There are two methods taxpayers can use to compute and claim the available credit.

These are the “regular” credit and the “Alternative Simplified Credit” (or ASC). The regular credit was originally the only one available to taxpayers. Congress later added the ASC to make the credit calculation less burdensome.

However, IRS rules provided that only the regular credit could be used on an amended return filed to claim the credit.

Recent Development

The IRS recently announced it had received numerous requests to amend its regulations, and allow taxpayers to make an ASC election on an amended return. The requests explained that the burden of substantiating expenditures and costs for the base period under the regular credit approach were costly, time-consuming, and difficult. The requests also suggested that taxpayers often needed additional time to determine whether to claim the regular credit or the ASC.

In TD 9666, the IRS responded to these requests by changing the applicable regulations. The IRS removed the rule that prohibited a taxpayer from making an ASC election for a tax year on an amended return. In its place, the regulations now provide a rule that allows a taxpayer to make an ASC election for a tax year on an amended return. 

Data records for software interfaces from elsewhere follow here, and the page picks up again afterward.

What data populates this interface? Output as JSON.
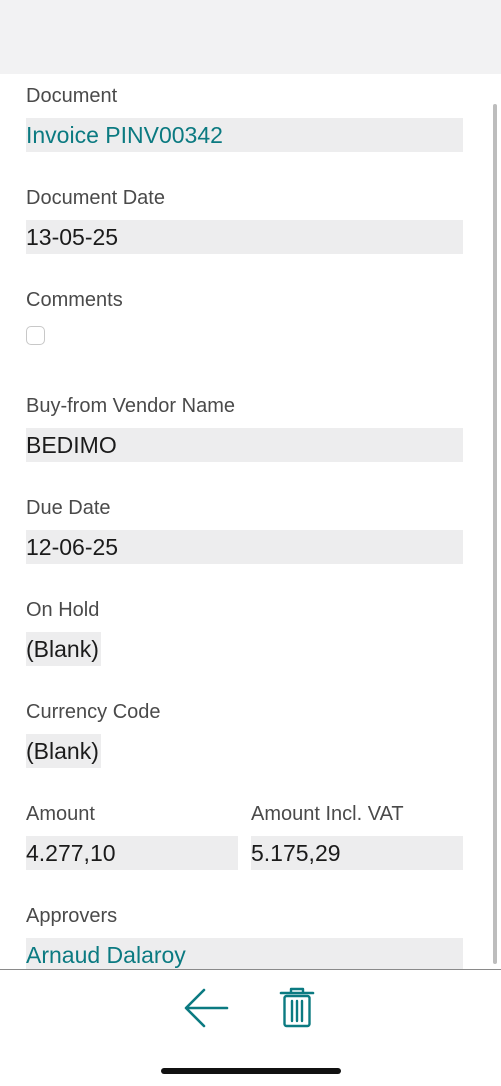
{
  "fields": {
    "document": {
      "label": "Document",
      "value": "Invoice PINV00342"
    },
    "document_date": {
      "label": "Document Date",
      "value": "13-05-25"
    },
    "comments": {
      "label": "Comments",
      "checked": false
    },
    "vendor_name": {
      "label": "Buy-from Vendor Name",
      "value": "BEDIMO"
    },
    "due_date": {
      "label": "Due Date",
      "value": "12-06-25"
    },
    "on_hold": {
      "label": "On Hold",
      "value": "(Blank)"
    },
    "currency_code": {
      "label": "Currency Code",
      "value": "(Blank)"
    },
    "amount": {
      "label": "Amount",
      "value": "4.277,10"
    },
    "amount_incl_vat": {
      "label": "Amount Incl. VAT",
      "value": "5.175,29"
    },
    "approvers": {
      "label": "Approvers",
      "value": "Arnaud Dalaroy"
    }
  },
  "toolbar": {
    "back_icon": "arrow-left-icon",
    "delete_icon": "trash-icon"
  },
  "colors": {
    "accent": "#0b7a81",
    "field_background": "#ededee",
    "header_background": "#f2f2f3"
  }
}
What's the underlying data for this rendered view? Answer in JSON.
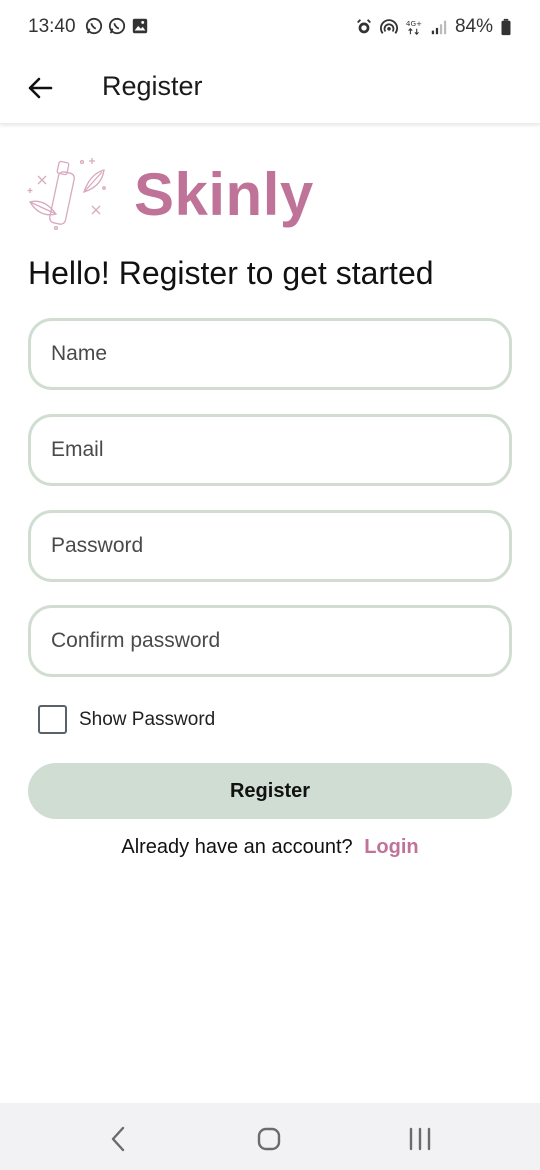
{
  "status_bar": {
    "time": "13:40",
    "battery": "84%",
    "left_icons": [
      "whatsapp-icon",
      "whatsapp-icon",
      "gallery-icon"
    ],
    "right_icons": [
      "alarm-icon",
      "hotspot-icon",
      "4g-icon",
      "signal-icon",
      "battery-icon"
    ]
  },
  "app_bar": {
    "title": "Register",
    "back_icon": "arrow-left-icon"
  },
  "brand": {
    "name": "Skinly",
    "color": "#c07399"
  },
  "form": {
    "heading": "Hello! Register to get started",
    "fields": [
      {
        "placeholder": "Name"
      },
      {
        "placeholder": "Email"
      },
      {
        "placeholder": "Password"
      },
      {
        "placeholder": "Confirm password"
      }
    ],
    "show_password_label": "Show Password",
    "show_password_checked": false,
    "submit_label": "Register",
    "login_prompt": "Already have an account?",
    "login_link": "Login"
  },
  "colors": {
    "accent": "#c07399",
    "field_border": "#d2ddd2",
    "button_bg": "#d0ddd2"
  },
  "nav_bar": {
    "icons": [
      "back-nav-icon",
      "home-nav-icon",
      "recents-nav-icon"
    ]
  }
}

There are certain restrictions placed on this new taxpayer option that should be reviewed prior to any filing. In changing the rules, the IRS also noted that taxpayers must still maintain sufficient books and records to substantiate the credit on any amended return.

In general, however, the new rule will make it far easier for companies to file amended returns to claim the tax credit. This could be especially beneficial to smaller companies, which may find the requirements of the regular credit calculation too onerous. As suggested by its name, the requirements of the ASC method are less complex than the regular method, which had been the only approach available for an amended return. 

 Legislative Origins

Interestingly, this IRS change was also advocated in legislation introduced by U.S. Senator Chris Coons (D-Del.) and U.S. Senator Pat Roberts (R-Kan.) These Senators included this change in the bipartisan “Innovators Job Creation Act”, which was introduced earlier this year.

“I am glad the IRS agrees with me that small businesses, the most dynamic part of our economy, should be able to take fuller advantage of the Research and Development Tax Credit,” commented Senator Roberts. “The sensible change in the IRS’ regulations – a change I have long pushed for – will provide funds to allow innovative small business owners to create new jobs, expand businesses and keep businesses growing.”

Senator Coons added that “Research and development are the lifeblood of innovation, and many of today’s most successful innovations are coming from the small business world. Our tax code should encourage job-creating R&D, but until now, IRS regulations prevented many small companies from claiming the most user-friendly version of the R&D tax credit. This simple change will help thousands of small manufacturers access the capital they need to invest in innovation, grow their businesses, and create good jobs. I’m grateful to Senator Roberts for his partnership on the Innovators Job Creation Act, and look forward to working with him to enact the other important provisions of this bill.”

For more information regarding this topic, please contact your local UHY LLP professional.